*Task brief*: Please write out all the data that follows exactly, without the pictures.

*Input for this task*:
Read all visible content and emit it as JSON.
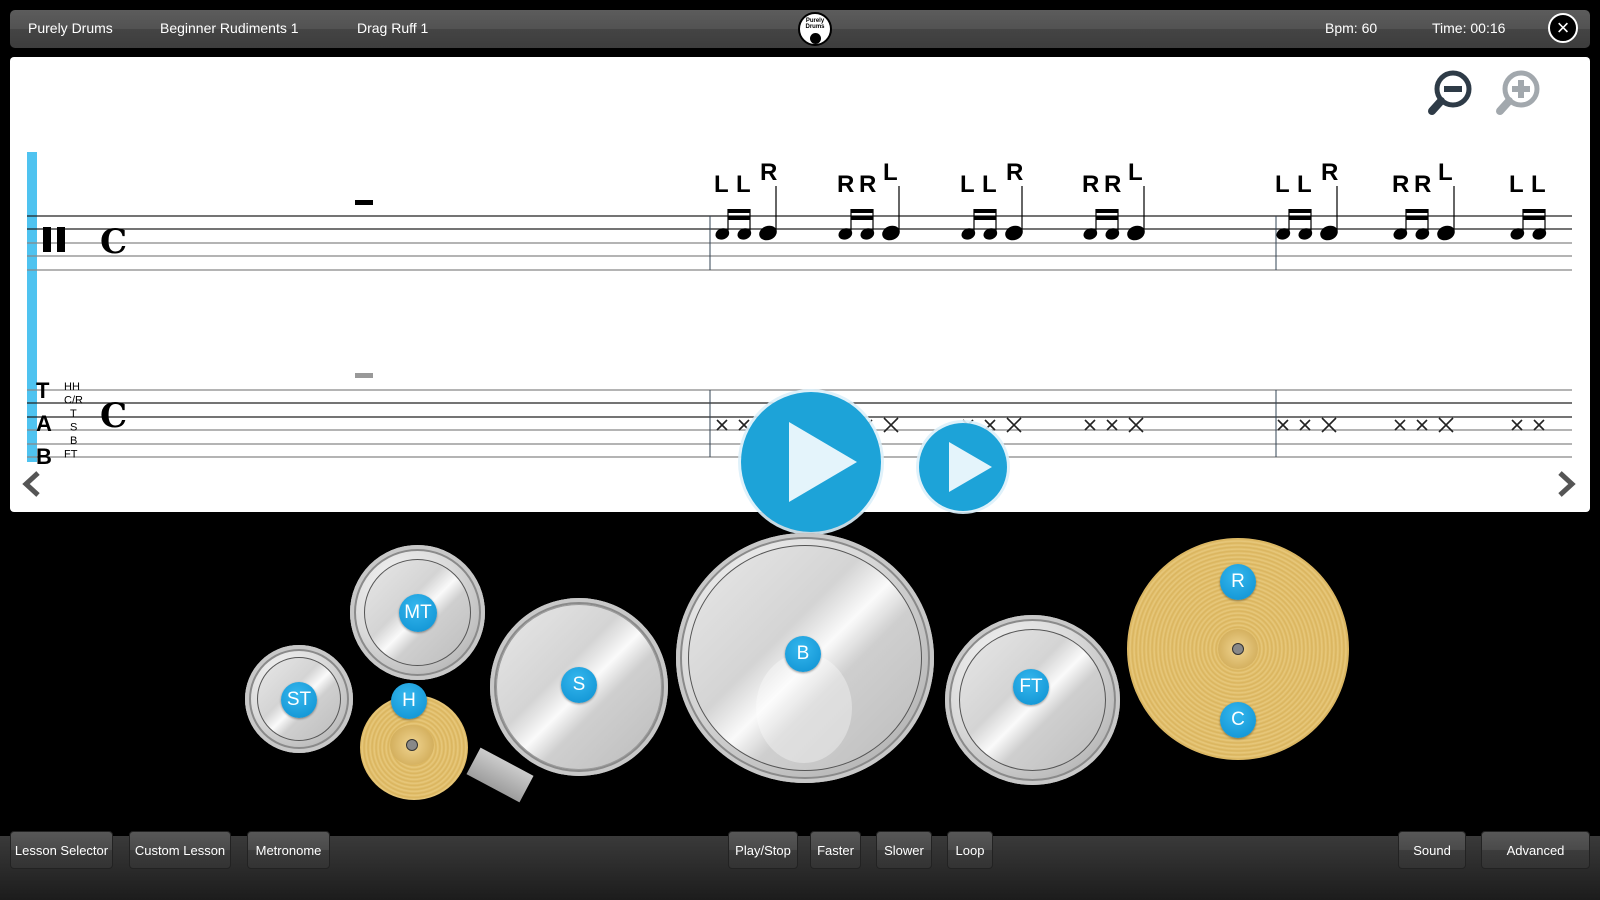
{
  "header": {
    "app_name": "Purely Drums",
    "lesson_group": "Beginner Rudiments 1",
    "lesson_name": "Drag Ruff 1",
    "logo_line1": "Purely",
    "logo_line2": "Drums",
    "bpm": "Bpm: 60",
    "time": "Time: 00:16",
    "close_icon": "×"
  },
  "score": {
    "zoom_out_icon": "zoom-out-icon",
    "zoom_in_icon": "zoom-in-icon",
    "prev_icon": "chevron-left-icon",
    "next_icon": "chevron-right-icon",
    "accent_color": "#4fc3f0",
    "percussion_clef": "𝄥",
    "time_signature": "C",
    "tab_label": [
      "T",
      "A",
      "B"
    ],
    "tab_lines": [
      "HH",
      "C/R",
      "T",
      "S",
      "B",
      "FT"
    ],
    "sticking": [
      [
        "L",
        "L",
        "R"
      ],
      [
        "R",
        "R",
        "L"
      ],
      [
        "L",
        "L",
        "R"
      ],
      [
        "R",
        "R",
        "L"
      ],
      [
        "L",
        "L",
        "R"
      ],
      [
        "R",
        "R",
        "L"
      ],
      [
        "L",
        "L"
      ]
    ]
  },
  "play": {
    "play_icon": "play-icon",
    "play_slow_icon": "play-icon",
    "color": "#1da3d8"
  },
  "kit": {
    "pads": {
      "small_tom": "ST",
      "mid_tom": "MT",
      "hihat": "H",
      "snare": "S",
      "bass": "B",
      "floor_tom": "FT",
      "ride": "R",
      "crash": "C"
    },
    "pad_color": "#1e9fe0"
  },
  "toolbar": {
    "lesson_selector": "Lesson Selector",
    "custom_lesson": "Custom Lesson",
    "metronome": "Metronome",
    "play_stop": "Play/Stop",
    "faster": "Faster",
    "slower": "Slower",
    "loop": "Loop",
    "sound": "Sound",
    "advanced": "Advanced"
  }
}
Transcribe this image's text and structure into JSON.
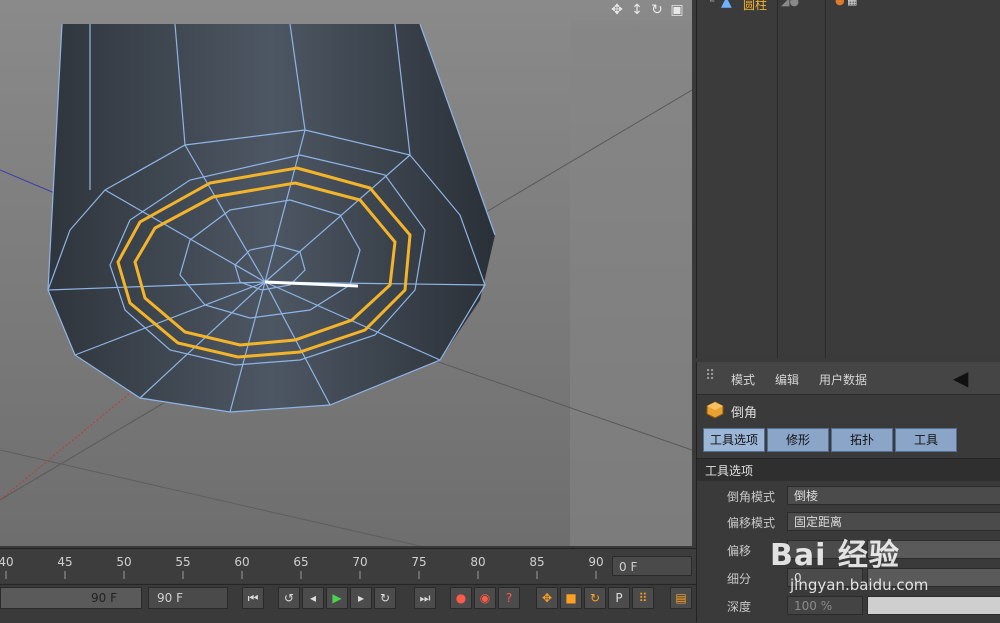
{
  "object_manager": {
    "object_name": "圆柱"
  },
  "attribute_manager": {
    "menus": [
      "模式",
      "编辑",
      "用户数据"
    ],
    "tool_name": "倒角",
    "tabs": [
      "工具选项",
      "修形",
      "拓扑",
      "工具"
    ],
    "section_title": "工具选项",
    "params": [
      {
        "label": "倒角模式",
        "value": "倒棱"
      },
      {
        "label": "偏移模式",
        "value": "固定距离"
      },
      {
        "label": "偏移",
        "value": ""
      },
      {
        "label": "细分",
        "value": "0"
      },
      {
        "label": "深度",
        "value": "100 %"
      }
    ]
  },
  "timeline": {
    "ticks": [
      "40",
      "45",
      "50",
      "55",
      "60",
      "65",
      "70",
      "75",
      "80",
      "85",
      "90"
    ],
    "current_frame": "0 F",
    "preview_end": "90 F",
    "end_frame": "90 F"
  },
  "watermark": {
    "brand": "Bai 经验",
    "url": "jingyan.baidu.com"
  },
  "colors": {
    "selection": "#f4b42a",
    "wire": "#8fb4e6",
    "mesh": "#4a5561"
  }
}
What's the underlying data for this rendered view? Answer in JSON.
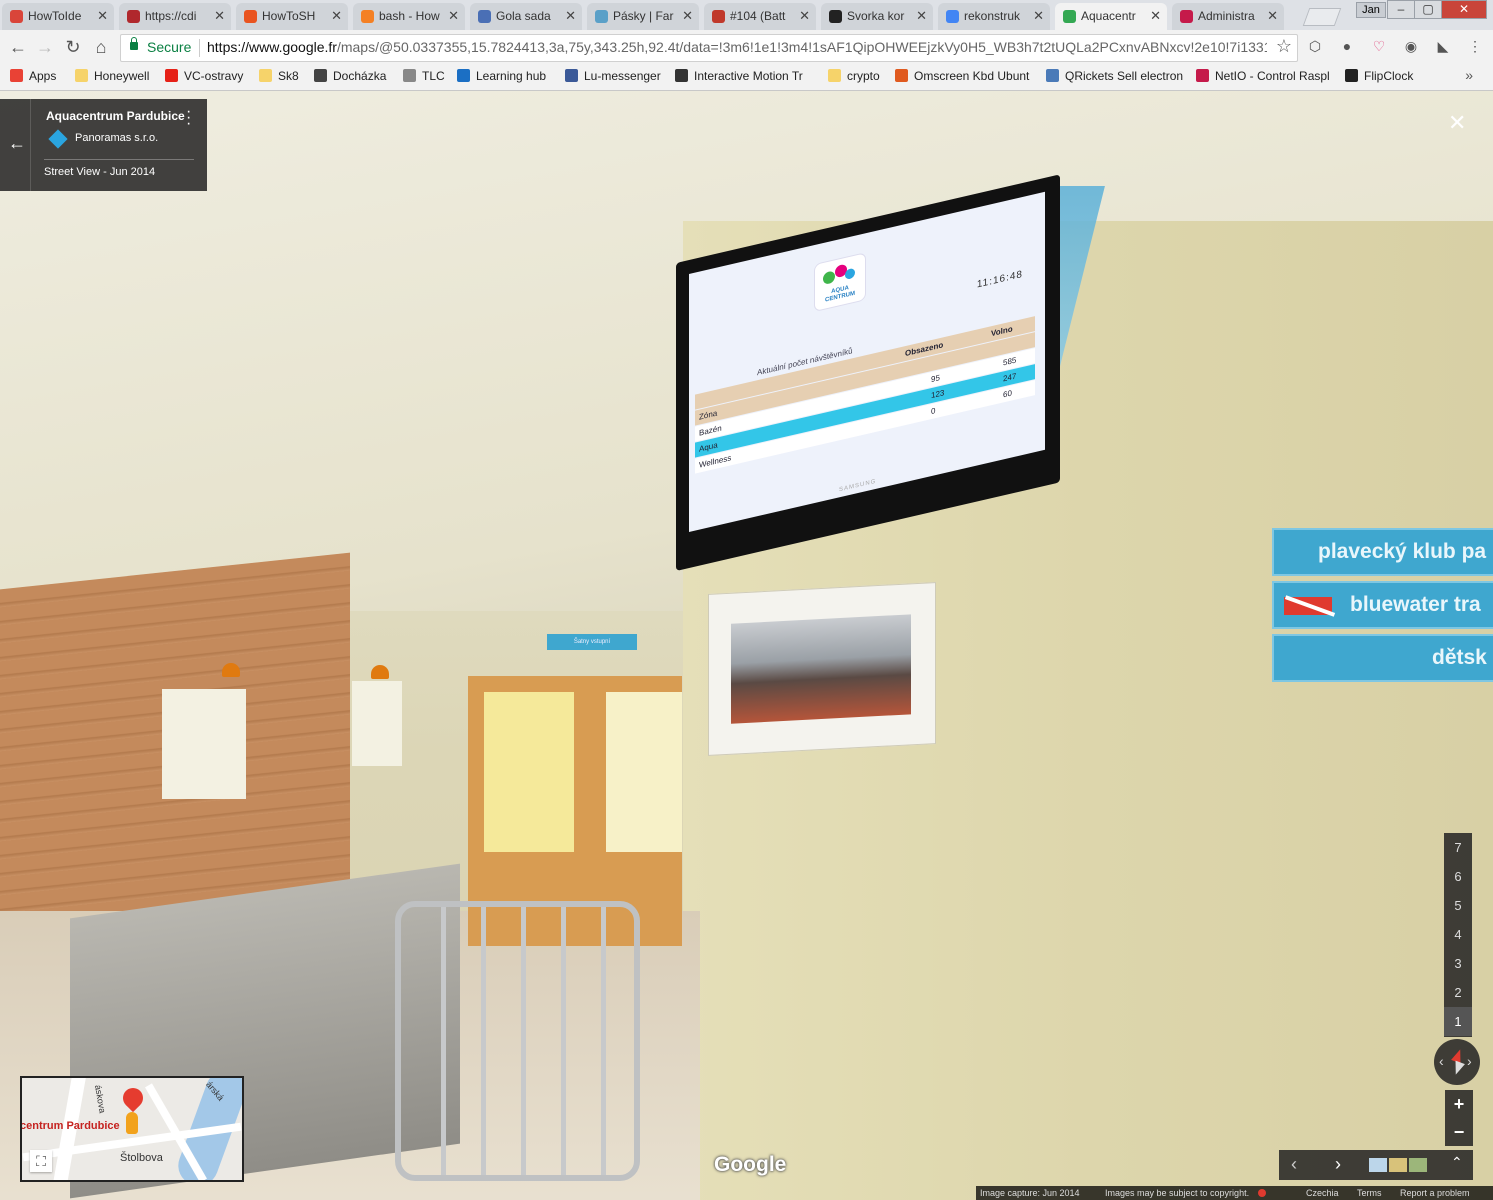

*Result*:
Read all visible content and emit it as JSON.
{
  "header": {
    "app_name": "Purely Drums",
    "lesson_group": "Beginner Rudiments 1",
    "lesson_name": "Drag Ruff 1",
    "logo_line1": "Purely",
    "logo_line2": "Drums",
    "bpm": "Bpm: 60",
    "time": "Time: 00:16",
    "close_icon": "×"
  },
  "score": {
    "zoom_out_icon": "zoom-out-icon",
    "zoom_in_icon": "zoom-in-icon",
    "prev_icon": "chevron-left-icon",
    "next_icon": "chevron-right-icon",
    "accent_color": "#4fc3f0",
    "percussion_clef": "𝄥",
    "time_signature": "C",
    "tab_label": [
      "T",
      "A",
      "B"
    ],
    "tab_lines": [
      "HH",
      "C/R",
      "T",
      "S",
      "B",
      "FT"
    ],
    "sticking": [
      [
        "L",
        "L",
        "R"
      ],
      [
        "R",
        "R",
        "L"
      ],
      [
        "L",
        "L",
        "R"
      ],
      [
        "R",
        "R",
        "L"
      ],
      [
        "L",
        "L",
        "R"
      ],
      [
        "R",
        "R",
        "L"
      ],
      [
        "L",
        "L"
      ]
    ]
  },
  "play": {
    "play_icon": "play-icon",
    "play_slow_icon": "play-icon",
    "color": "#1da3d8"
  },
  "kit": {
    "pads": {
      "small_tom": "ST",
      "mid_tom": "MT",
      "hihat": "H",
      "snare": "S",
      "bass": "B",
      "floor_tom": "FT",
      "ride": "R",
      "crash": "C"
    },
    "pad_color": "#1e9fe0"
  },
  "toolbar": {
    "lesson_selector": "Lesson Selector",
    "custom_lesson": "Custom Lesson",
    "metronome": "Metronome",
    "play_stop": "Play/Stop",
    "faster": "Faster",
    "slower": "Slower",
    "loop": "Loop",
    "sound": "Sound",
    "advanced": "Advanced"
  }
}
Transcribe this image's text and structure into JSON.
{
  "object_manager": {
    "object_name": "圆柱"
  },
  "attribute_manager": {
    "menus": [
      "模式",
      "编辑",
      "用户数据"
    ],
    "tool_name": "倒角",
    "tabs": [
      "工具选项",
      "修形",
      "拓扑",
      "工具"
    ],
    "section_title": "工具选项",
    "params": [
      {
        "label": "倒角模式",
        "value": "倒棱"
      },
      {
        "label": "偏移模式",
        "value": "固定距离"
      },
      {
        "label": "偏移",
        "value": ""
      },
      {
        "label": "细分",
        "value": "0"
      },
      {
        "label": "深度",
        "value": "100 %"
      }
    ]
  },
  "timeline": {
    "ticks": [
      "40",
      "45",
      "50",
      "55",
      "60",
      "65",
      "70",
      "75",
      "80",
      "85",
      "90"
    ],
    "current_frame": "0 F",
    "preview_end": "90 F",
    "end_frame": "90 F"
  },
  "watermark": {
    "brand": "Bai 经验",
    "url": "jingyan.baidu.com"
  },
  "colors": {
    "selection": "#f4b42a",
    "wire": "#8fb4e6",
    "mesh": "#4a5561"
  }
}
What's the underlying data for this rendered view? Answer in JSON.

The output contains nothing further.